>>>
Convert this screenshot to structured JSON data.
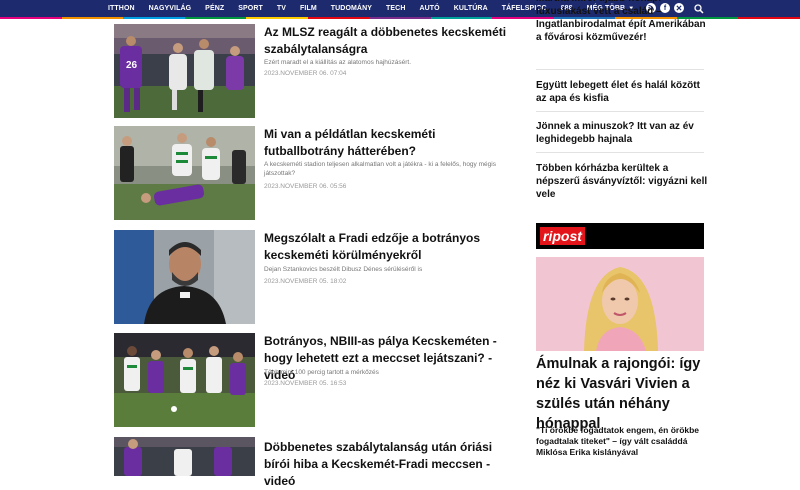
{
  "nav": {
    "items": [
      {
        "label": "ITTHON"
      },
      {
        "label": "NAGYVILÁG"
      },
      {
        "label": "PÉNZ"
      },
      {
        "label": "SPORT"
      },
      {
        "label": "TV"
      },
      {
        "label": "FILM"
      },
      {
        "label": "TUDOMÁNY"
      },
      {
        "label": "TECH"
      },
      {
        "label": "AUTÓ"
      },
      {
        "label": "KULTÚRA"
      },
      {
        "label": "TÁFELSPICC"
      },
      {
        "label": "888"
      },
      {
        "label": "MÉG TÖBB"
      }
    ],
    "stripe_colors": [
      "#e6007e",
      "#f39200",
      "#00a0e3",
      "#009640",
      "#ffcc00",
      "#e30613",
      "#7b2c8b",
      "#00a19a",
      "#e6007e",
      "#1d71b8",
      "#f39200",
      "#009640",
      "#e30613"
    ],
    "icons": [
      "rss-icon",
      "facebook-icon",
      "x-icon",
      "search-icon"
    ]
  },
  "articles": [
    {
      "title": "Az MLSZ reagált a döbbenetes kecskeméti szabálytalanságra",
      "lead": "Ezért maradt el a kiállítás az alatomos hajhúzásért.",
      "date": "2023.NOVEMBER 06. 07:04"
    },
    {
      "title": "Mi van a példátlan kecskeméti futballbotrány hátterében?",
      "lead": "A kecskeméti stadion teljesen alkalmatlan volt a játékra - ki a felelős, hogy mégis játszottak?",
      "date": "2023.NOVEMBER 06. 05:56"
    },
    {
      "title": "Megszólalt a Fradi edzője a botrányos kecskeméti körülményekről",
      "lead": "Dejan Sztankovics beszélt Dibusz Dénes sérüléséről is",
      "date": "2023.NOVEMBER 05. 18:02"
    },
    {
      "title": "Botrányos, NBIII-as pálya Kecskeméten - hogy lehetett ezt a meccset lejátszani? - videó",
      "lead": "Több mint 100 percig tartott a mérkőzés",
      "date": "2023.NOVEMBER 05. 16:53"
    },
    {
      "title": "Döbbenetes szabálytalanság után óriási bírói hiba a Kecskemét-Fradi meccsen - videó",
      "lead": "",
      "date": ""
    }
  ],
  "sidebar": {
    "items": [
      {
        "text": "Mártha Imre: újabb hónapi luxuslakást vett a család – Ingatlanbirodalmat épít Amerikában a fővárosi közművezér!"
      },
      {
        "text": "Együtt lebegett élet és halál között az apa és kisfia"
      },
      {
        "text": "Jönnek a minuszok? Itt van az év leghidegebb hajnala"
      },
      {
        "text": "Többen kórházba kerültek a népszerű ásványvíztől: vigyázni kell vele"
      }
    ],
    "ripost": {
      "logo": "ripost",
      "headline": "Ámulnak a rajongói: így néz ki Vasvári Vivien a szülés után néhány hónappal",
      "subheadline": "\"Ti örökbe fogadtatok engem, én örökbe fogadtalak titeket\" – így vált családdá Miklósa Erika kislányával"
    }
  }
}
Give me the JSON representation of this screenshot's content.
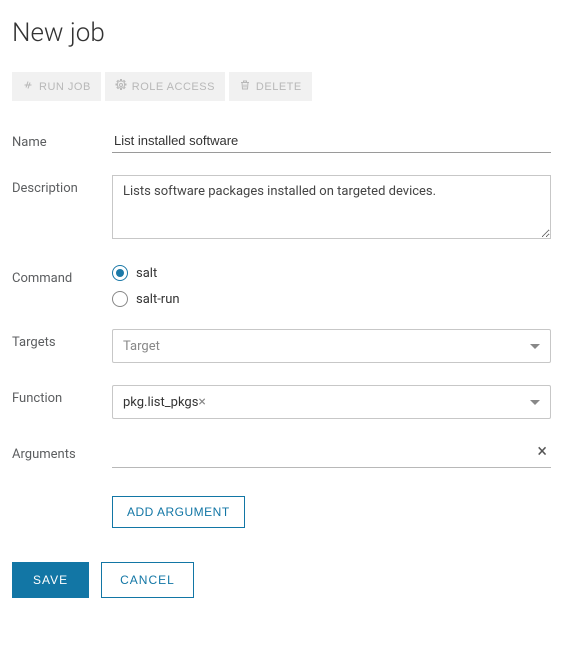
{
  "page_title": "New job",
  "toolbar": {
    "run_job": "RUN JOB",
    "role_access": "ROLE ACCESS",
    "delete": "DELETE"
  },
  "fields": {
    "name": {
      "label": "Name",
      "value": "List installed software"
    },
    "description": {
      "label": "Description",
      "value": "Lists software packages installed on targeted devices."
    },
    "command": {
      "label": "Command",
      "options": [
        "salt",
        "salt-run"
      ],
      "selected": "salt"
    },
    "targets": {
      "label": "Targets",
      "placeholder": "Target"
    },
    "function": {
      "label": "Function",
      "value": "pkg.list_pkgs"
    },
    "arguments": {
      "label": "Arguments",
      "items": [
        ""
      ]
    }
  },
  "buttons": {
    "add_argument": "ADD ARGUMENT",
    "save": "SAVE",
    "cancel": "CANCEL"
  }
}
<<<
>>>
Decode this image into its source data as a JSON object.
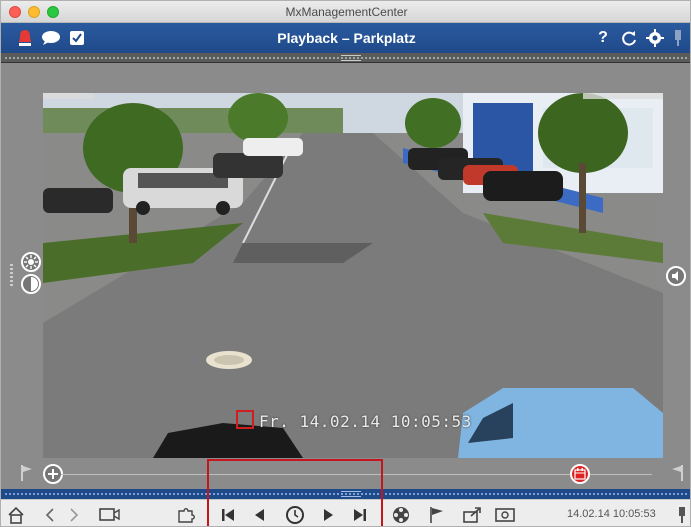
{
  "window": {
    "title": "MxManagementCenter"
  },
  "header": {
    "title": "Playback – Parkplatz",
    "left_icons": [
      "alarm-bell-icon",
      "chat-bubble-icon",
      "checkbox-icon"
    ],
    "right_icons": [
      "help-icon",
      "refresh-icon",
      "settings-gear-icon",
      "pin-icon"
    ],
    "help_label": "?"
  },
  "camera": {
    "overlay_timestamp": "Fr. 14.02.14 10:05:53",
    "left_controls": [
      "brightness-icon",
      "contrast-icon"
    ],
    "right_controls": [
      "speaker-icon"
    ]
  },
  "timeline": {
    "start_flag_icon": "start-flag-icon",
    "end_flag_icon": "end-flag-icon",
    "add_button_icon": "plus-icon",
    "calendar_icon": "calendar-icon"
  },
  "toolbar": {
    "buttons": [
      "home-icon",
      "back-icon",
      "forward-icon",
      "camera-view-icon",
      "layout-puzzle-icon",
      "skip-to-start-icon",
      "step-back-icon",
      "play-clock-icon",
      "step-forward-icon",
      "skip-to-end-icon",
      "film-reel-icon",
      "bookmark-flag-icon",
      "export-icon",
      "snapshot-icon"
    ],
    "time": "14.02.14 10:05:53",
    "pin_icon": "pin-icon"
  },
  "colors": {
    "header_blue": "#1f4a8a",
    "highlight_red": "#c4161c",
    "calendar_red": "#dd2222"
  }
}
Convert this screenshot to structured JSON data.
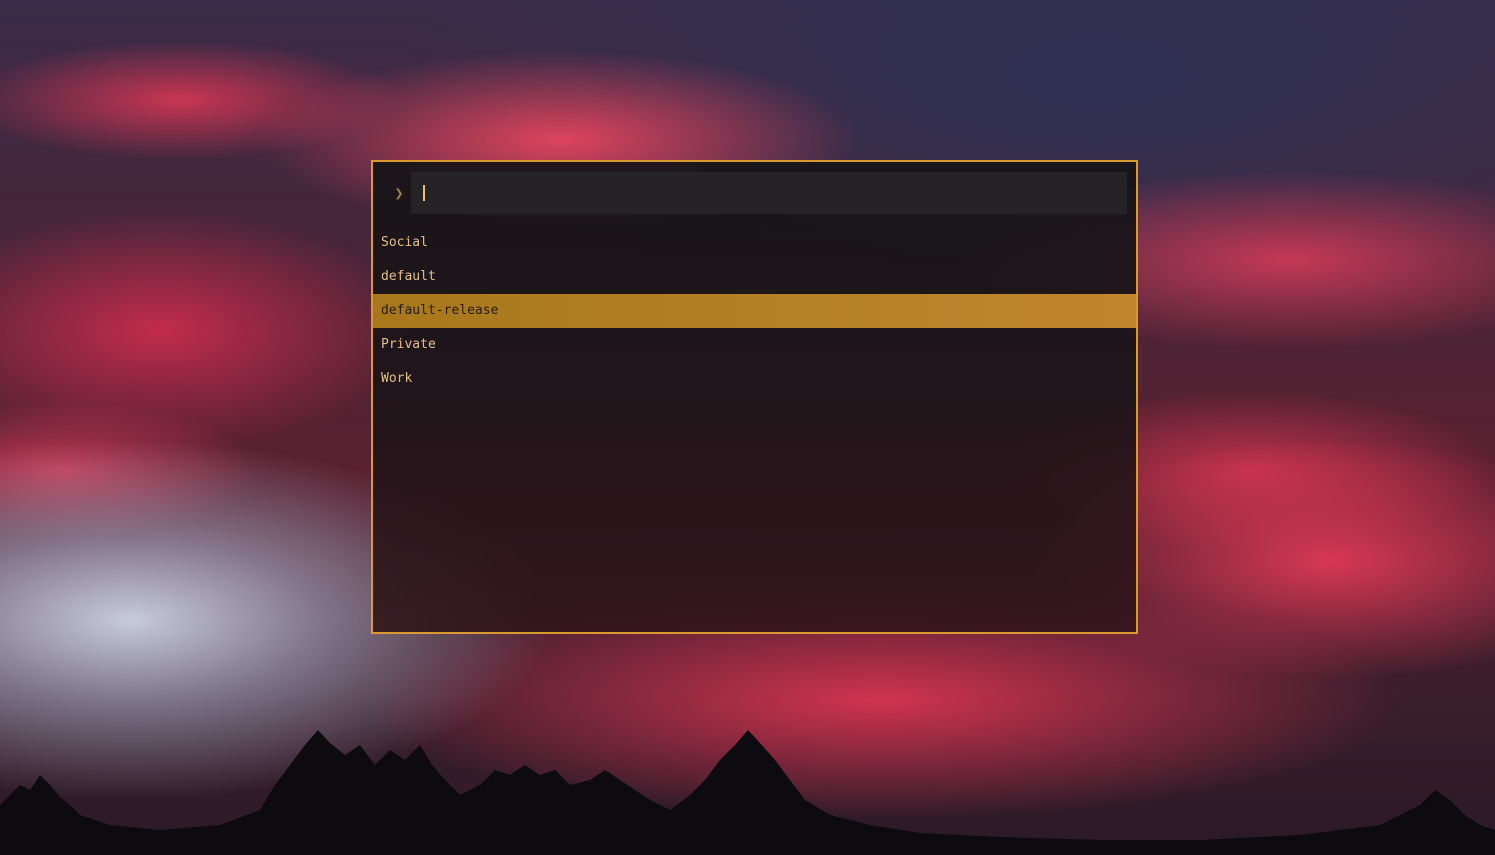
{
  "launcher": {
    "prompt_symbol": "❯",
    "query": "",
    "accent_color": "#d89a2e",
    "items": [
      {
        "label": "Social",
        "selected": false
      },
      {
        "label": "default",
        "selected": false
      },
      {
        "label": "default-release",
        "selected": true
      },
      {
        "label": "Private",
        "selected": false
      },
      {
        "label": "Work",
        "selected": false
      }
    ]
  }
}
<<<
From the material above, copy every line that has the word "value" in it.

      "value": "List installed software"
      "value": "Lists software packages installed on targeted devices."
      "value": "pkg.list_pkgs"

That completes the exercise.